- [Exercise prompt]
The records appear below. Report how many of their lines contain the word "Levels", giving the number alone.

Component data from apps and pages:
►

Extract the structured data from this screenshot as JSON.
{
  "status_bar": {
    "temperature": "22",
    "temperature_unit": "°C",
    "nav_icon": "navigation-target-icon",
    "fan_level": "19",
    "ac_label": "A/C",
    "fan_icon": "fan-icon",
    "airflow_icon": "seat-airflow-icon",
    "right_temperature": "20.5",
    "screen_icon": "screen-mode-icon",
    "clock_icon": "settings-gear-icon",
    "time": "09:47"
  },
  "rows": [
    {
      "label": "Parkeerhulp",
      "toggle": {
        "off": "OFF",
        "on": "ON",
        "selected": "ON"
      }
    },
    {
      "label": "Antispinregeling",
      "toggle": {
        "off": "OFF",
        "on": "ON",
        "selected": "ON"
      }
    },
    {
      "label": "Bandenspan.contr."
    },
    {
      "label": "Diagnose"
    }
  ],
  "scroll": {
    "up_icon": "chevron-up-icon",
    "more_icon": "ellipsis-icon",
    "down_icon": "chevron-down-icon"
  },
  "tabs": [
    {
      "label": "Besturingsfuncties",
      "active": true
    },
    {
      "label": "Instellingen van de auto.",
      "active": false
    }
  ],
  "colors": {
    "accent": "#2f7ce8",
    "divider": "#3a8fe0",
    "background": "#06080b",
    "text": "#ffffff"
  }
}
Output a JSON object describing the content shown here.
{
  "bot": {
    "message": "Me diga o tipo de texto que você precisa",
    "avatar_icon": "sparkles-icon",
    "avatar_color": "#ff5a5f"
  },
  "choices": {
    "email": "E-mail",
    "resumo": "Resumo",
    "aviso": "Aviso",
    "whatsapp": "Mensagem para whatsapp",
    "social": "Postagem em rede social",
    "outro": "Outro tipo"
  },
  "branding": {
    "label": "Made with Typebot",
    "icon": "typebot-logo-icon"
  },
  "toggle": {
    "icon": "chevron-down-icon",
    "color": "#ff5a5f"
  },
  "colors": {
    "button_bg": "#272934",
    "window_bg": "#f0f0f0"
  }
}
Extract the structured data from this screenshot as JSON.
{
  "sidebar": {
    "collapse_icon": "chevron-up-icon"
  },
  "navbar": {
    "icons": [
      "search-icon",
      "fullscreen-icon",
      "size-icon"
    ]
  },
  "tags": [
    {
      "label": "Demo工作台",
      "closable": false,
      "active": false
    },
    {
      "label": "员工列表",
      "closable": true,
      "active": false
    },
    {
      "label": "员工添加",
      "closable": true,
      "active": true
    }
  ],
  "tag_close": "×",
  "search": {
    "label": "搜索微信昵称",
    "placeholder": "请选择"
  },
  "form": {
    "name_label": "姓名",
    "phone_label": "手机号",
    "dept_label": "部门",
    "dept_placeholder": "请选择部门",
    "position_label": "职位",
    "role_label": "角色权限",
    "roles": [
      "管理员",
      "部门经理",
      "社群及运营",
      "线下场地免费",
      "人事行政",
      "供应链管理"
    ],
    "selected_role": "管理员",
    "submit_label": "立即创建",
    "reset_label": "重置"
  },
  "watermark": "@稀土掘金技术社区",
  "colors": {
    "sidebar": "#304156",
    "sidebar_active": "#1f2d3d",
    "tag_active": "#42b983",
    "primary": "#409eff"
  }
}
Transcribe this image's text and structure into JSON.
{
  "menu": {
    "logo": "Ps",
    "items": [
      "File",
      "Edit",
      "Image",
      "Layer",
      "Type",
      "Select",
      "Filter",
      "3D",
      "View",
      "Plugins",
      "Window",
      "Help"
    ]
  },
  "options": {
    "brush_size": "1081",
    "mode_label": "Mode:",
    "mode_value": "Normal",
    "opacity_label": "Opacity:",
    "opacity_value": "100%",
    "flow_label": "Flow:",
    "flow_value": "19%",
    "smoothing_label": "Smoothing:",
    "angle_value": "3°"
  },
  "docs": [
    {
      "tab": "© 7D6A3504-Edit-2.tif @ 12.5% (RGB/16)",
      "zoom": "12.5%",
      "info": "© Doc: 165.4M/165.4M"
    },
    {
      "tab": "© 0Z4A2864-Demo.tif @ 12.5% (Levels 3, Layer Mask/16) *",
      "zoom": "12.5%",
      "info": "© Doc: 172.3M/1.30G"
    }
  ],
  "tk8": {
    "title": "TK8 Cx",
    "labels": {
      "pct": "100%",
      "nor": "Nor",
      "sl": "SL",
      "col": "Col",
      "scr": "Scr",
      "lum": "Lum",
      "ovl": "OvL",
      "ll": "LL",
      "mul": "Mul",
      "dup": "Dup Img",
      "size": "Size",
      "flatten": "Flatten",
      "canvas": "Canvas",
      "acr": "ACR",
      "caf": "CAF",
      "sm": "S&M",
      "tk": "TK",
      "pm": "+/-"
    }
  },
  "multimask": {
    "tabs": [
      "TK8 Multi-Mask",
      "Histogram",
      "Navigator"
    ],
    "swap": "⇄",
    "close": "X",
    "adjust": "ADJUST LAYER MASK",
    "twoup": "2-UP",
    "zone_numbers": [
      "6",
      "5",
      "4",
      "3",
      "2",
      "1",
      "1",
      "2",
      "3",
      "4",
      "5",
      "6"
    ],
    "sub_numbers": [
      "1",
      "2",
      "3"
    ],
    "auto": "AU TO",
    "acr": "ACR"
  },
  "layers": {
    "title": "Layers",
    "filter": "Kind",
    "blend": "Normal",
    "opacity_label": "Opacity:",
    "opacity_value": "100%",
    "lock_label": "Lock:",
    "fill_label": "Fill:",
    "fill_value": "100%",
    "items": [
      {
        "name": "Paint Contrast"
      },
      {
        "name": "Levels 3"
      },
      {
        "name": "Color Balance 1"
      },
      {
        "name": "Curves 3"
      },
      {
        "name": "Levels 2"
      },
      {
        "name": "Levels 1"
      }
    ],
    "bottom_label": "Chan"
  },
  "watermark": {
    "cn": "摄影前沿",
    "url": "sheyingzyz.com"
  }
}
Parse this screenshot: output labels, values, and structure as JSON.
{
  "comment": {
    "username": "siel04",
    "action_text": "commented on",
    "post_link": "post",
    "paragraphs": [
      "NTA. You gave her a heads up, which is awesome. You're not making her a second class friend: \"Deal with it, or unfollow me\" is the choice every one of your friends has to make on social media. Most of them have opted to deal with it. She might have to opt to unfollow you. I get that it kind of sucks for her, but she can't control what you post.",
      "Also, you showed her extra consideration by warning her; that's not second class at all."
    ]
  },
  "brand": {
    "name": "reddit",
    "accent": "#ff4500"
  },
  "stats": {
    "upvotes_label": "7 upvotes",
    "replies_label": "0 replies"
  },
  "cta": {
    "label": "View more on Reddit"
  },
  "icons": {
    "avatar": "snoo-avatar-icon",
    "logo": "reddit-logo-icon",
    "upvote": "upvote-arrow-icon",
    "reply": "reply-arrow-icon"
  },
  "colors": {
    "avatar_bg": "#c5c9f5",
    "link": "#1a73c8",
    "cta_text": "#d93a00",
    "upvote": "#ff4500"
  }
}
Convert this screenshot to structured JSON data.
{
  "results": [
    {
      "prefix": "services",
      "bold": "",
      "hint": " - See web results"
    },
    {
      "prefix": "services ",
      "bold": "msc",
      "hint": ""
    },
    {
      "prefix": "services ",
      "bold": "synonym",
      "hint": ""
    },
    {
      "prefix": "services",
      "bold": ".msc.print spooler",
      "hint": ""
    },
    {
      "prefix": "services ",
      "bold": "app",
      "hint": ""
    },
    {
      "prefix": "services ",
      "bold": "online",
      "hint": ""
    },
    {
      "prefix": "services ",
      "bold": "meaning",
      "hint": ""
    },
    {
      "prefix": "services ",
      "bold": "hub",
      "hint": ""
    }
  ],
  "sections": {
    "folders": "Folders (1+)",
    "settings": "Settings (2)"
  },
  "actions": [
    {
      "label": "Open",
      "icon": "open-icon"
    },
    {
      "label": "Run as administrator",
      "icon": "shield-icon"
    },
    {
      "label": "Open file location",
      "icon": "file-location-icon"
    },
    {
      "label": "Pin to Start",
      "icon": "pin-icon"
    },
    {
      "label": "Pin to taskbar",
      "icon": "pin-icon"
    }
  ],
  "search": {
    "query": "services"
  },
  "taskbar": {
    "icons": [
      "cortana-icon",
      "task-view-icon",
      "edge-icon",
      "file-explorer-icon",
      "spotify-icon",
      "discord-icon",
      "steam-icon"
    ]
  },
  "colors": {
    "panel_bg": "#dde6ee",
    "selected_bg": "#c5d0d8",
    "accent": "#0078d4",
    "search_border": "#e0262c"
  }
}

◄

- [Solved exercise]
4